Nashville, Tennessee, is now recovering from the presence of 13,000 independent brewers and beer industry types — with a growing number arriving from outside the United States. They were there for the annual Craft Brewers Conference, surely the world’s largest gathering of brewers.
It was a chance for all to compare notes on where the beer market is headed — nationally and globally — as well as look for ideas that can capture the attention of an increasingly fickle drinking public.
Smaller, independent breweries in the U.S. have enjoyed unprecedented market growth for about 20 years, but now that growth is slowing. As in other countries, including Germany, people are drinking less beer these days — the U.S. beer market, for example, shrunk by 1 percent last year.
The “craft” segment is still growing

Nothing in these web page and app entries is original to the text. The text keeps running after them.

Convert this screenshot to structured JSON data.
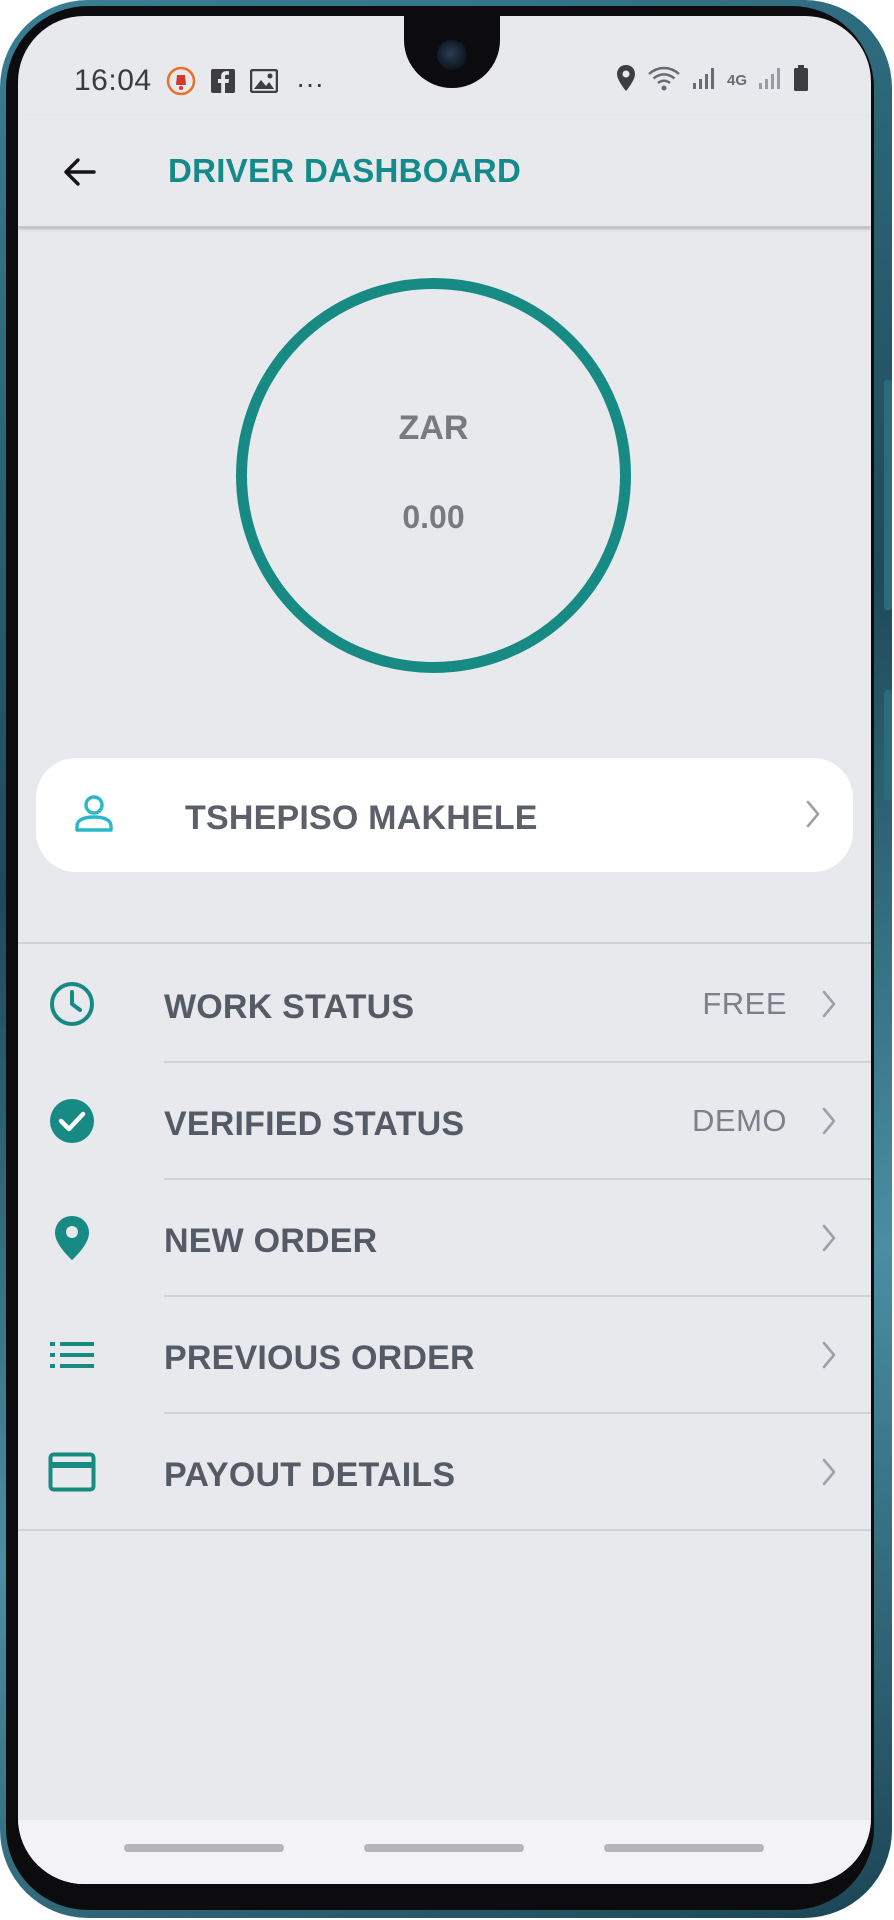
{
  "status_bar": {
    "time": "16:04",
    "more": "···",
    "network": "4G"
  },
  "app_bar": {
    "title": "DRIVER DASHBOARD"
  },
  "balance": {
    "currency": "ZAR",
    "amount": "0.00"
  },
  "profile": {
    "name": "TSHEPISO MAKHELE"
  },
  "menu": {
    "items": [
      {
        "icon": "clock-icon",
        "label": "WORK STATUS",
        "value": "FREE"
      },
      {
        "icon": "check-circle-icon",
        "label": "VERIFIED STATUS",
        "value": "DEMO"
      },
      {
        "icon": "location-pin-icon",
        "label": "NEW ORDER",
        "value": ""
      },
      {
        "icon": "list-icon",
        "label": "PREVIOUS ORDER",
        "value": ""
      },
      {
        "icon": "credit-card-icon",
        "label": "PAYOUT DETAILS",
        "value": ""
      }
    ]
  },
  "colors": {
    "accent": "#178a84",
    "title": "#158a8a",
    "profile_icon": "#2ab7c9",
    "background": "#e8e9ec"
  }
}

On the other hand, the “craft” segment — that is, beer made by relatively small and independently owned breweries — is still growing, as people look for beers that are more locally rooted, more aromatic, more flavorful, or just more interesting. However, it’s growing more slowly than before. U.S. craft beer grew 5 percent in 2017 — less impressive than the double-digit growth enjoyed by the segment for several years, when the segment was smaller.
Today there are more than 6,000 breweries in the United States (compared to about 1,300 in Germany). There are thousands more in the planning stages. These breweries are competing for drinkers whose attention spans may be shrinking, and they are not only competing with each other. They are competing with wine, cocktails — and with social media, that everyday drug that provides endorphin hits and feel-good approval from unseen networks of peers.
Millennials automatically do the marketing for brands
One of the lessons repeated in various talks and seminars is how to keep the attention of millennials — those younger drinkers who, marketers say, are more driven by new experiences than by money or the simple ability of alcohol to help us relax. They want to snap photos of these experiences — for example, elaborate and expensive cocktails that involve a bit of a show — then share them online among friends and acquaintances. Thusly, as one speaker put it, “they do your marketing for you.”
This helps to explain the exploding trend of hazy or New England-style IPAs, which look distinctive (if not always beautiful) in the glass. It also helps to explain nascent, tongue-in-cheek trends like “glitter beer” — given artificial sparkle by the addition of edible glitter, like the stuff sprinkled on cupcakes. It has no discernable impact on flavor but gives the drinker something to admire and photograph — a superficial addition sure to make Reinheitsgebot purists cringe.
Still, in bar after bar in America, the beer one usually receives is a sad-looking thing. It often arrives in a plain, practice “shaker” pint glass, filled with astonishing speed, and arriving with little or no foam. Clarity is all over the map, from water-clear to murky and muddy. Even when there is foam, it doesn’t tend to last long.
Beers worthy of sharing on Instagram
It’s enough to make one wonder whether the brewers and bars could benefit from revisiting some basic lessons of brewing and beer service: clarity, sturdy foam, careful pouring and attractive glassware, which can come together to produce beautiful beers worthy of sharing on Instagram.
There are hopeful signs. At the conference’s trade show, the most popular spot was the Brewery Supply Group exhibit, featuring 12 taps and beers that rotate throughout the week. On the first day, the fastest-disappearing beer was the Slow-Pour Pils, brewed by the Bierstadt Lagerworks of Denver, Colorado. Its name is accurate, requiring a careful pour that leads to a more attractive beer with resilient foam.
The brewers clearly enjoyed it. But they may be a group whose preferences are easier to predict than the customers they are trying to please.